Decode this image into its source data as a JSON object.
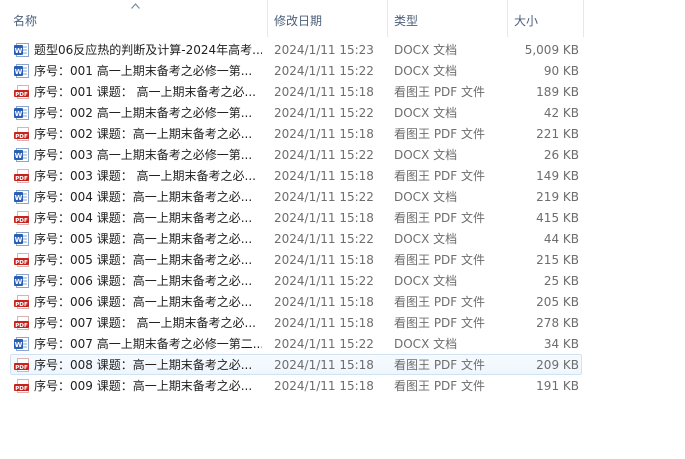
{
  "columns": {
    "name": "名称",
    "date": "修改日期",
    "type": "类型",
    "size": "大小"
  },
  "files": [
    {
      "icon": "word-doc-icon",
      "name": "题型06反应热的判断及计算-2024年高考...",
      "date": "2024/1/11 15:23",
      "type": "DOCX 文档",
      "size": "5,009 KB"
    },
    {
      "icon": "word-doc-icon",
      "name": "序号：001  高一上期末备考之必修一第...",
      "date": "2024/1/11 15:22",
      "type": "DOCX 文档",
      "size": "90 KB"
    },
    {
      "icon": "pdf-icon",
      "name": "序号：001 课题： 高一上期末备考之必...",
      "date": "2024/1/11 15:18",
      "type": "看图王 PDF 文件",
      "size": "189 KB"
    },
    {
      "icon": "word-doc-icon",
      "name": "序号：002  高一上期末备考之必修一第...",
      "date": "2024/1/11 15:22",
      "type": "DOCX 文档",
      "size": "42 KB"
    },
    {
      "icon": "pdf-icon",
      "name": "序号：002  课题：高一上期末备考之必...",
      "date": "2024/1/11 15:18",
      "type": "看图王 PDF 文件",
      "size": "221 KB"
    },
    {
      "icon": "word-doc-icon",
      "name": "序号：003  高一上期末备考之必修一第...",
      "date": "2024/1/11 15:22",
      "type": "DOCX 文档",
      "size": "26 KB"
    },
    {
      "icon": "pdf-icon",
      "name": "序号：003  课题：  高一上期末备考之必...",
      "date": "2024/1/11 15:18",
      "type": "看图王 PDF 文件",
      "size": "149 KB"
    },
    {
      "icon": "word-doc-icon",
      "name": "序号：004   课题：高一上期末备考之必...",
      "date": "2024/1/11 15:22",
      "type": "DOCX 文档",
      "size": "219 KB"
    },
    {
      "icon": "pdf-icon",
      "name": "序号：004   课题：高一上期末备考之必...",
      "date": "2024/1/11 15:18",
      "type": "看图王 PDF 文件",
      "size": "415 KB"
    },
    {
      "icon": "word-doc-icon",
      "name": "序号：005  课题：高一上期末备考之必...",
      "date": "2024/1/11 15:22",
      "type": "DOCX 文档",
      "size": "44 KB"
    },
    {
      "icon": "pdf-icon",
      "name": "序号：005  课题：高一上期末备考之必...",
      "date": "2024/1/11 15:18",
      "type": "看图王 PDF 文件",
      "size": "215 KB"
    },
    {
      "icon": "word-doc-icon",
      "name": "序号：006  课题：高一上期末备考之必...",
      "date": "2024/1/11 15:22",
      "type": "DOCX 文档",
      "size": "25 KB"
    },
    {
      "icon": "pdf-icon",
      "name": "序号：006  课题：高一上期末备考之必...",
      "date": "2024/1/11 15:18",
      "type": "看图王 PDF 文件",
      "size": "205 KB"
    },
    {
      "icon": "pdf-icon",
      "name": "序号：007  课题： 高一上期末备考之必...",
      "date": "2024/1/11 15:18",
      "type": "看图王 PDF 文件",
      "size": "278 KB"
    },
    {
      "icon": "word-doc-icon",
      "name": "序号：007 高一上期末备考之必修一第二...",
      "date": "2024/1/11 15:22",
      "type": "DOCX 文档",
      "size": "34 KB"
    },
    {
      "icon": "pdf-icon",
      "name": "序号：008  课题：高一上期末备考之必...",
      "date": "2024/1/11 15:18",
      "type": "看图王 PDF 文件",
      "size": "209 KB",
      "selected": true
    },
    {
      "icon": "pdf-icon",
      "name": "序号：009  课题：高一上期末备考之必...",
      "date": "2024/1/11 15:18",
      "type": "看图王 PDF 文件",
      "size": "191 KB"
    }
  ],
  "colors": {
    "header_text": "#4c607a",
    "word_icon": "#2b5fb4",
    "pdf_icon": "#c8221c",
    "selection_border": "#d0e3f5"
  }
}
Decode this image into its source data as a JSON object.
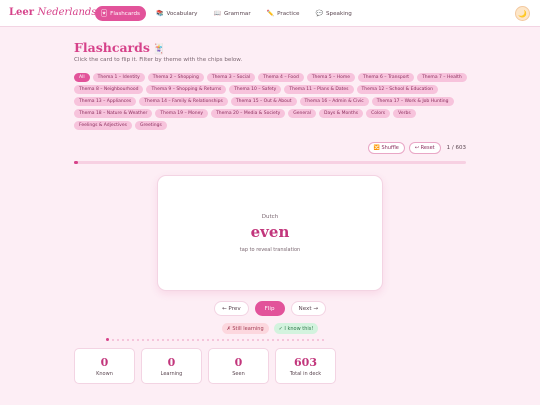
{
  "brand": {
    "name": "Leer",
    "name_italic": "Nederlands",
    "logo_icon": "tulip-icon"
  },
  "nav": [
    {
      "icon": "🃏",
      "label": "Flashcards",
      "active": true
    },
    {
      "icon": "📚",
      "label": "Vocabulary"
    },
    {
      "icon": "📖",
      "label": "Grammar"
    },
    {
      "icon": "✏️",
      "label": "Practice"
    },
    {
      "icon": "💬",
      "label": "Speaking"
    }
  ],
  "theme_toggle": {
    "icon": "🌙"
  },
  "page": {
    "title": "Flashcards",
    "title_icon": "🃏",
    "subtitle": "Click the card to flip it. Filter by theme with the chips below."
  },
  "chips": [
    "All",
    "Thema 1 – Identity",
    "Thema 2 – Shopping",
    "Thema 3 – Social",
    "Thema 4 – Food",
    "Thema 5 – Home",
    "Thema 6 – Transport",
    "Thema 7 – Health",
    "Thema 8 – Neighbourhood",
    "Thema 9 – Shopping & Returns",
    "Thema 10 – Safety",
    "Thema 11 – Plans & Dates",
    "Thema 12 – School & Education",
    "Thema 13 – Appliances",
    "Thema 14 – Family & Relationships",
    "Thema 15 – Out & About",
    "Thema 16 – Admin & Civic",
    "Thema 17 – Work & Job Hunting",
    "Thema 18 – Nature & Weather",
    "Thema 19 – Money",
    "Thema 20 – Media & Society",
    "General",
    "Days & Months",
    "Colors",
    "Verbs",
    "Feelings & Adjectives",
    "Greetings"
  ],
  "controls": {
    "shuffle": "🔀 Shuffle",
    "reset": "↩ Reset",
    "count": "1 / 603",
    "progress": 0.0017
  },
  "card": {
    "language": "Dutch",
    "word": "even",
    "hint": "tap to reveal translation"
  },
  "buttons": {
    "prev": "← Prev",
    "flip": "Flip",
    "next": "Next →"
  },
  "marks": {
    "still": "✗ Still learning",
    "know": "✓ I know this!"
  },
  "stats": [
    {
      "value": "0",
      "label": "Known"
    },
    {
      "value": "0",
      "label": "Learning"
    },
    {
      "value": "0",
      "label": "Seen"
    },
    {
      "value": "603",
      "label": "Total in deck"
    }
  ],
  "colors": {
    "accent": "#e2539a",
    "title": "#d6428a",
    "background": "#fdeef5"
  }
}
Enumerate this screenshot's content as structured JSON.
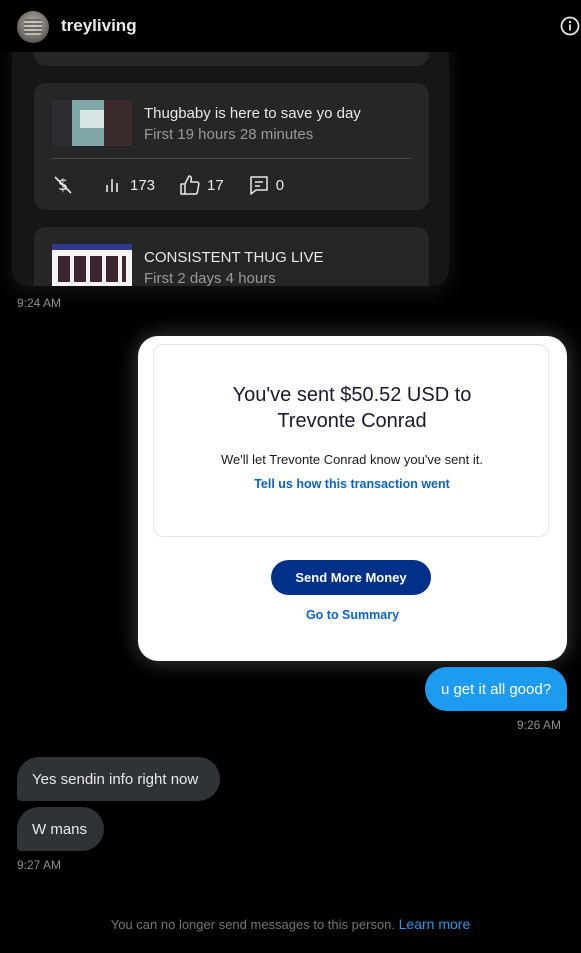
{
  "header": {
    "username": "treyliving",
    "avatar_icon": "avatar",
    "info_icon": "info-icon"
  },
  "embed": {
    "cards": [
      {
        "title": "Thugbaby is here to save yo day",
        "subtitle": "First 19 hours 28 minutes",
        "stats": {
          "views": "173",
          "likes": "17",
          "comments": "0"
        }
      },
      {
        "title": "CONSISTENT THUG LIVE",
        "subtitle": "First 2 days 4 hours"
      }
    ],
    "timestamp": "9:24 AM"
  },
  "paypal": {
    "title_line1": "You've sent $50.52 USD to",
    "title_line2": "Trevonte Conrad",
    "note": "We'll let Trevonte Conrad know you've sent it.",
    "feedback_link": "Tell us how this transaction went",
    "send_more_button": "Send More Money",
    "summary_link": "Go to Summary",
    "button_color": "#003087",
    "link_color": "#0a63c9"
  },
  "messages": {
    "outgoing": {
      "text": "u get it all good?",
      "timestamp": "9:26 AM",
      "bubble_color": "#1d9bf0"
    },
    "incoming": [
      {
        "text": "Yes sendin info right now"
      },
      {
        "text": "W mans"
      }
    ],
    "incoming_timestamp": "9:27 AM"
  },
  "footer": {
    "notice": "You can no longer send messages to this person.",
    "learn_more": "Learn more"
  }
}
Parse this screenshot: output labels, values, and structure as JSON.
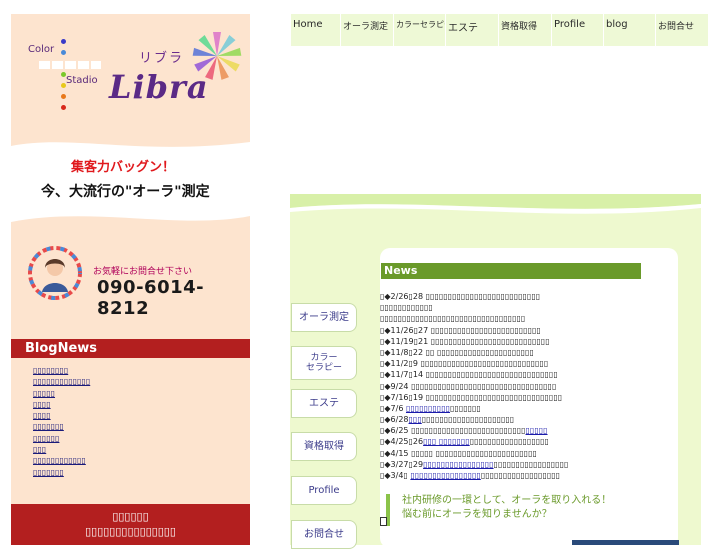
{
  "logo": {
    "color_word": "Color",
    "studio_word": "Stadio",
    "katakana": "リブラ",
    "name": "Libra"
  },
  "promo": {
    "line1": "集客力バッグン！",
    "line2": "今、大流行の\"オーラ\"測定"
  },
  "contact": {
    "text": "お気軽にお問合せ下さい",
    "phone": "090-6014-8212"
  },
  "blog": {
    "heading": "BlogNews",
    "items": [
      "▯▯▯▯▯▯▯▯",
      "▯▯▯▯▯▯▯▯▯▯▯▯▯",
      "▯▯▯▯▯",
      "▯▯▯▯",
      "▯▯▯▯",
      "▯▯▯▯▯▯▯",
      "▯▯▯▯▯▯",
      "▯▯▯",
      "▯▯▯▯▯▯▯▯▯▯▯▯",
      "▯▯▯▯▯▯▯"
    ],
    "footer_line1": "▯▯▯▯▯▯",
    "footer_line2": "▯▯▯▯▯▯▯▯▯▯▯▯▯▯▯"
  },
  "top_nav": [
    "Home",
    "オーラ測定",
    "カラーセラピー",
    "エステ",
    "資格取得",
    "Profile",
    "blog",
    "お問合せ"
  ],
  "side_nav": [
    "オーラ測定",
    "カラー\nセラピー",
    "エステ",
    "資格取得",
    "Profile",
    "お問合せ"
  ],
  "news": {
    "title": "News",
    "items": [
      {
        "pre": "▯◆2/26▯28 ",
        "link": "",
        "post": "▯▯▯▯▯▯▯▯▯▯▯▯▯▯▯▯▯▯▯▯▯▯▯▯▯▯"
      },
      {
        "pre": "▯▯▯▯▯▯▯▯▯▯▯▯",
        "link": "",
        "post": ""
      },
      {
        "pre": "▯▯▯▯▯▯▯▯▯▯▯▯▯▯▯▯▯▯▯▯▯▯▯▯▯▯▯▯▯▯▯▯▯",
        "link": "",
        "post": ""
      },
      {
        "pre": "▯◆11/26▯27 ",
        "link": "",
        "post": "▯▯▯▯▯▯▯▯▯▯▯▯▯▯▯▯▯▯▯▯▯▯▯▯▯"
      },
      {
        "pre": "▯◆11/19▯21 ",
        "link": "",
        "post": "▯▯▯▯▯▯▯▯▯▯▯▯▯▯▯▯▯▯▯▯▯▯▯▯▯▯▯"
      },
      {
        "pre": "▯◆11/8▯22 ▯▯ ",
        "link": "",
        "post": "▯▯▯▯▯▯▯▯▯▯▯▯▯▯▯▯▯▯▯▯▯▯"
      },
      {
        "pre": "▯◆11/2▯9 ",
        "link": "",
        "post": "▯▯▯▯▯▯▯▯▯▯▯▯▯▯▯▯▯▯▯▯▯▯▯▯▯▯▯▯▯"
      },
      {
        "pre": "▯◆11/7▯14 ",
        "link": "",
        "post": "▯▯▯▯▯▯▯▯▯▯▯▯▯▯▯▯▯▯▯▯▯▯▯▯▯▯▯▯▯▯"
      },
      {
        "pre": "▯◆9/24 ",
        "link": "",
        "post": "▯▯▯▯▯▯▯▯▯▯▯▯▯▯▯▯▯▯▯▯▯▯▯▯▯▯▯▯▯▯▯▯▯"
      },
      {
        "pre": "▯◆7/16▯19 ",
        "link": "",
        "post": "▯▯▯▯▯▯▯▯▯▯▯▯▯▯▯▯▯▯▯▯▯▯▯▯▯▯▯▯▯▯▯"
      },
      {
        "pre": "▯◆7/6 ",
        "link": "▯▯▯▯▯▯▯▯▯▯",
        "post": "▯▯▯▯▯▯▯"
      },
      {
        "pre": "▯◆6/28",
        "link": "▯▯▯",
        "post": "▯▯▯▯▯▯▯▯▯▯▯▯▯▯▯▯▯▯▯▯▯"
      },
      {
        "pre": "▯◆6/25 ",
        "link": "",
        "post": "▯▯▯▯▯▯▯▯▯▯▯▯▯▯▯▯▯▯▯▯▯▯▯▯▯▯",
        "link2": "▯▯▯▯▯"
      },
      {
        "pre": "▯◆4/25▯26",
        "link": "▯▯▯ ▯▯▯▯▯▯▯",
        "post": "▯▯▯▯▯▯▯▯▯▯▯▯▯▯▯▯▯▯"
      },
      {
        "pre": "▯◆4/15 ▯▯▯▯▯ ",
        "link": "",
        "post": "▯▯▯▯▯▯▯▯▯▯▯▯▯▯▯▯▯▯▯▯▯▯▯"
      },
      {
        "pre": "▯◆3/27▯29",
        "link": "▯▯▯▯▯▯▯▯▯▯▯▯▯▯▯▯",
        "post": "▯▯▯▯▯▯▯▯▯▯▯▯▯▯▯▯▯"
      },
      {
        "pre": "▯◆3/4▯ ",
        "link": "▯▯▯▯▯▯▯▯▯▯▯▯▯▯▯▯",
        "post": "▯▯▯▯▯▯▯▯▯▯▯▯▯▯▯▯▯▯"
      }
    ]
  },
  "banner": {
    "line1": "社内研修の一環として、オーラを取り入れる！",
    "line2": "悩む前にオーラを知りませんか？"
  },
  "colors": {
    "peach": "#fde4cf",
    "red": "#b31f1f",
    "green": "#6a9a2a",
    "lime": "#eef9cf",
    "purple": "#5b2a86"
  }
}
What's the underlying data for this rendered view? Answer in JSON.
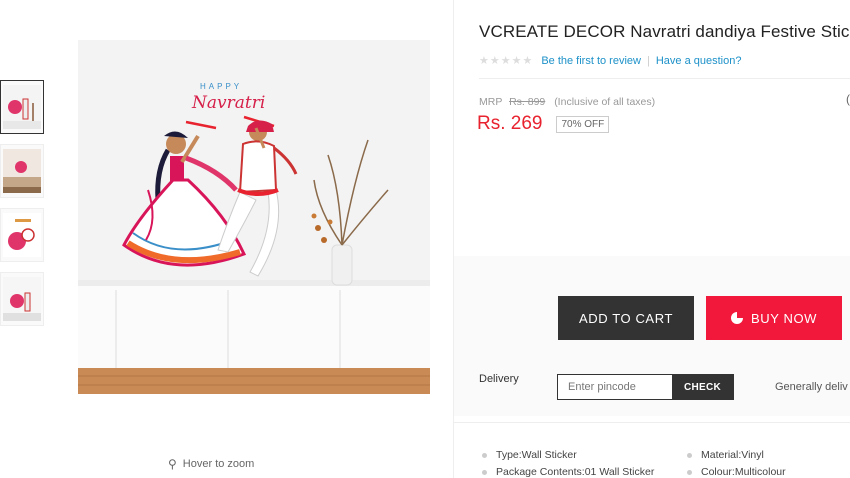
{
  "gallery": {
    "thumbnails": [
      "thumbnail-1",
      "thumbnail-2",
      "thumbnail-3",
      "thumbnail-4"
    ],
    "active_index": 0,
    "zoom_hint": "Hover to zoom",
    "zoom_icon": "magnifier-icon"
  },
  "product": {
    "title": "VCREATE DECOR Navratri dandiya Festive Stick",
    "rating_stars": 0,
    "review_link": "Be the first to review",
    "question_link": "Have a question?",
    "mrp_label": "MRP",
    "mrp_value": "Rs. 899",
    "tax_note": "(Inclusive of all taxes)",
    "price": "Rs. 269",
    "discount": "70% OFF",
    "edge_text": "("
  },
  "image": {
    "happy_text": "HAPPY",
    "navratri_text": "Navratri"
  },
  "actions": {
    "add_to_cart": "ADD TO CART",
    "buy_now": "BUY NOW"
  },
  "delivery": {
    "label": "Delivery",
    "pincode_placeholder": "Enter pincode",
    "check_label": "CHECK",
    "general_text": "Generally deliv"
  },
  "specs": [
    {
      "text": "Type:Wall Sticker"
    },
    {
      "text": "Material:Vinyl"
    },
    {
      "text": "Package Contents:01 Wall Sticker"
    },
    {
      "text": "Colour:Multicolour"
    }
  ],
  "colors": {
    "price_red": "#e8222e",
    "buy_red": "#f2183b",
    "link_blue": "#1d91c9",
    "dark_button": "#333333"
  }
}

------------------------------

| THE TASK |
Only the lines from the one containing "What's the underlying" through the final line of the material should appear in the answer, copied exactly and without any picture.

| TASK ANSWER |
What's the underlying data for this rendered view? Answer in JSON.
{
  "gallery": {
    "thumbnails": [
      "thumbnail-1",
      "thumbnail-2",
      "thumbnail-3",
      "thumbnail-4"
    ],
    "active_index": 0,
    "zoom_hint": "Hover to zoom",
    "zoom_icon": "magnifier-icon"
  },
  "product": {
    "title": "VCREATE DECOR Navratri dandiya Festive Stick",
    "rating_stars": 0,
    "review_link": "Be the first to review",
    "question_link": "Have a question?",
    "mrp_label": "MRP",
    "mrp_value": "Rs. 899",
    "tax_note": "(Inclusive of all taxes)",
    "price": "Rs. 269",
    "discount": "70% OFF",
    "edge_text": "("
  },
  "image": {
    "happy_text": "HAPPY",
    "navratri_text": "Navratri"
  },
  "actions": {
    "add_to_cart": "ADD TO CART",
    "buy_now": "BUY NOW"
  },
  "delivery": {
    "label": "Delivery",
    "pincode_placeholder": "Enter pincode",
    "check_label": "CHECK",
    "general_text": "Generally deliv"
  },
  "specs": [
    {
      "text": "Type:Wall Sticker"
    },
    {
      "text": "Material:Vinyl"
    },
    {
      "text": "Package Contents:01 Wall Sticker"
    },
    {
      "text": "Colour:Multicolour"
    }
  ],
  "colors": {
    "price_red": "#e8222e",
    "buy_red": "#f2183b",
    "link_blue": "#1d91c9",
    "dark_button": "#333333"
  }
}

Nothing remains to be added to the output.